Enhancements of hydroperoxides and formaldehyde in biomass burning impacted air and their effect on atmospheric oxidant cycles
Date of Original Version
Hydrogen peroxide, organic hydroperoxide species and formaldehyde were measured in the troposphere over the South Atlantic, Brazil and southern Africa during the NASA Global Tropospheric Experiment (GTE) Transport and Atmospheric Chemistry Near the Equator-Atlantic (TRACE-A) experiment, an investigation into the cause of an observed seasonal ozone maximum in this region. H2O2 and CH2O concentrations were extremely high, up to 14 and 5 ppbv, respectively, and are the result of direct production in fire plumes as well as secondary photochemical production in the atmosphere. Enhanced hydroperoxide and formaldehyde concentrations have a significant effect in both odd-hydrogen and odd-oxygen cycles in the troposphere. The odd-hydrogen radical production from hydroperoxide and formaldehyde photolysis exceeded that from ozone photolysis at high altitudes. At low altitudes where air was impacted by biomass burning the contribution of these species to odd-hydrogen radical production was comparable to that of O(1D). The fraction of radical production due to H2O2 and CH2O photolysis linearly increased with their concentrations. Odd-hydrogen radical production from hydroperoxides is ~30% of the total. These species also react with OH and cycle odd-hydrogen from OH to HO2 and CH3O2 radicals. In and near biomass burning plumes, more hydroperoxide and formaldehyde reacted iwth OH than was photolyzed, and HO2 radical production from H2O2 and CH2O oxidation was also important. Hydroperoxide and formaldehyde from fires together with nitric oxide initiate odd-oxygen production and contribute to new O3 formation. The greatest destruction of odd-oxygen in continental outflows leads to additional photochemical enhancement of the hydroperoxide. Therefore enhanced hydroperoxide and formaldehyde from biomass burning increases the oxidizing capacity of the atmosphere near fires and their high concentrations downwind reflect the stimulated chemistry.
Publication Title, e.g., Journal
Journal of Geophysical Research Atmospheres

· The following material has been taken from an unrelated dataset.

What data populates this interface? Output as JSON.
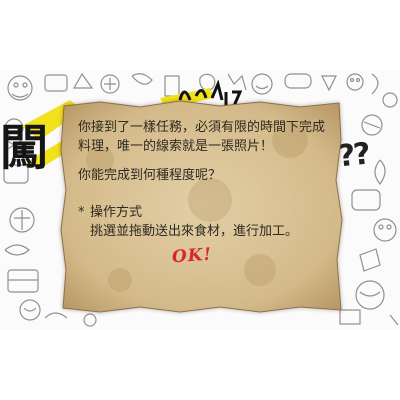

Lee, Meehye, Brian G. Heikes, and Daniel J. Jacob. "Enhancements of hydroperoxides and formaldehyde in biomass burning impacted air and their effect on atmospheric oxidant cycles." Journal of Geophysical Research Atmospheres 103, D11 (1998). doi: 10.1029/98JD00578.